SCAD’s bookstore/cafe sat directly across from the armory building: tile floors, brass rails, polished wood. Step in the door and turn to the left and you were in line for books and art supplies, turn to the right and you were standing in the food and coffee line. Fun fact: Hamburgers are cheaper than art supplies.
The move was simple: Browse the bookstore side, pick up a set of watercolors or whatever, see a friend seated in the cafe area, go say hello, then ease on over to the food line. The bored student working the bookstore side either would lose track of me or not really care, so off I went with books or supplies for the price of a burger.
I’m not proud of my time as a hardened art school criminal, but it happened. I ran out of money quickly, and though my mother slipped me cash whenever she could, my father held fast to his principles: Go to engineering school and never pay a penny, go to art school and never get a penny.
The obvious solution was to get a job, but I was eighteen and enamored with the notion of being a full-time art school student. I wanted to be like the other kids, like Chris from Atlanta whose father did well enough in advertising to afford for his son a beautiful apartment in Savannah’s historic district. The walls were pristine white, the soft carpet an arctic blue. Chris enjoyed central heat and air, a burglar alarm, cable television, and a well-stocked refrigerator. His hair and clothes were perfect. Chris was a Bret Easton Ellis character personified.
A bunch of us, male and female, went over to his place one night to watch Caligula ironically. Everyone laughed and talked about how disgusting it was, and I felt guilty for being the only deviant in the room who was storing scenes away in the spank bank. During our sophomore year Chris came out and his pops cut him off: No more Less Than Zero apartment, no more art school. I appreciated my old man’s stubbornness after that. My first year of college might have been financially rough, but it least it severed the cord.
Anyway, the bookstore/cafe. I bought, or at least acquired, a black bound Strathmore sketchbook and immediately began writing in it everywhere, all the time. I wrote while I walked, while I waited for classes, I even wrote while I was sitting with friends.
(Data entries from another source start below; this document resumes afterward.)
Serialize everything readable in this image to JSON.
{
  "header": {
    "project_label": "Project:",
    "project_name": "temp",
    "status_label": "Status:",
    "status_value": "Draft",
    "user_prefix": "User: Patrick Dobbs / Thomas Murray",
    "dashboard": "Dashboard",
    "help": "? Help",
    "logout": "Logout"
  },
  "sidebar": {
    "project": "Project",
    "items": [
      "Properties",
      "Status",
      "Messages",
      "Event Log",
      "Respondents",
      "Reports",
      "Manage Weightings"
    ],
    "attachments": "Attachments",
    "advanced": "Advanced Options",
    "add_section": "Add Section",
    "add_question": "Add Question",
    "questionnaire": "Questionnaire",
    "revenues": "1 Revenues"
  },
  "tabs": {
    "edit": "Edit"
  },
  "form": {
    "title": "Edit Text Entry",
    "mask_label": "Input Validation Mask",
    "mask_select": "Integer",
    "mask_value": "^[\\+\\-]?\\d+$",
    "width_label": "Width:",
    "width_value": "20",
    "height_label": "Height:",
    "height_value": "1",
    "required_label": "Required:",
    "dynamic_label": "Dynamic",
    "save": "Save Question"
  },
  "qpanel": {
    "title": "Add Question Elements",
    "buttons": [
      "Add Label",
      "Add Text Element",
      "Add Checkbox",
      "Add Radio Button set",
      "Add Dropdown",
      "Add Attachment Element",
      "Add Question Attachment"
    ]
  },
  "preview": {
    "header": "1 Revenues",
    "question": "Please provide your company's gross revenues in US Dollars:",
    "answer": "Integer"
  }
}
“Writing” is a generous description. Trying to reread that incoherent mess borders on impossible, but through the tangle of nonsense emerge three themes: loneliness, horniness, and borderline illiteracy. That first black book is the writer’s equivalent of a toddler learning to speak. Sometimes it’s better not to look back, and sometimes desire trumps reason. That first sketchbook/notebook contains no hint of talent, not a single sentence worth repeating, but it bears witness to an overwhelming urge to keep putting pen to paper.
What drives the need to make things? Why are some people so compelled to write, draw, sing, dance, sculpt, act, cook, carve? And why isn’t everyone enslaved by the desire to create? Maybe what fuels my appetite was the few times as a kid that I got lucky and made a good thing. Maybe I’m just a junkie chasing that first high, or maybe I came pre-wired for making things — born with the compulsion to create.
I don’t know, but it’s painfully obvious looking through that first black book that in my case compulsion and aptitude did not come as a bundle. Also apparent is my blissful self-unawareness. I carried that goddamned thing everywhere, transcribing conversations (“Eddie Plank was the greatest southpaw of all time”), playing with words as if they were model trains (“torn-thorn-horn”) and convincing myself that I was okay (“No longer scared!”). Bad doodles crowd the jumble of words.
When I bought, or at least acquired, my black book I didn’t realize that such a beast was catnip for some people. A girl named Margaret approached me in Drawing I. She resembled Carney Phillips pre-surgery, but in eighties art school clothing: Forenzas, Alison Moyet hair, over-sized coat.
“Is that your sketchbook?” she asked.
“Can I see it?”
“I write in it, too.”
“Oh, so like a diary?”
“No, just a book.”
“Am I in it?”
“Kind of. Yes. No.”
She stared at me. “You’re interesting. Why don’t you come over after class?”
That afternoon I followed Margaret back to Pulaski Square and hung out in her dorm room. Her mattress lay on the floor, wrapped in buffalo plaid sheets and surrounded by a white mosquito net. Sketches and art supplies covered every available space.
Pinned to the wall by the top bunk was a photo of Janis Joplin in all her Pearl glory — the big glasses, feathers and love beads, her erect nipple poking through her tank top.
“You like Janis?” I asked.
“That’s my roommate’s. She’s a hippy, and she’s bi.”
“And she’s beautiful. People can barely tell us apart,” she said, and then she gestured in some forgotten but silly way that signaled self-deprecation. “She should be home soon.”
On cue the door opened and there she stood: Giant blue eyes, long red hair, and full breasts wriggling beneath her peasant blouse.
“Hey, Tuesday, this is James,” Margaret said, and Tuesday locked her blue eyes onto mine.
“Hi, James,”” she said. “Oh, is that your sketchbook?”
I don’t remember whether I was able to speak. If so I didn’t have the faculties to transcribe my response in my black book, and I even if I had the words would be so jumbled that I couldn’t tell you what I said.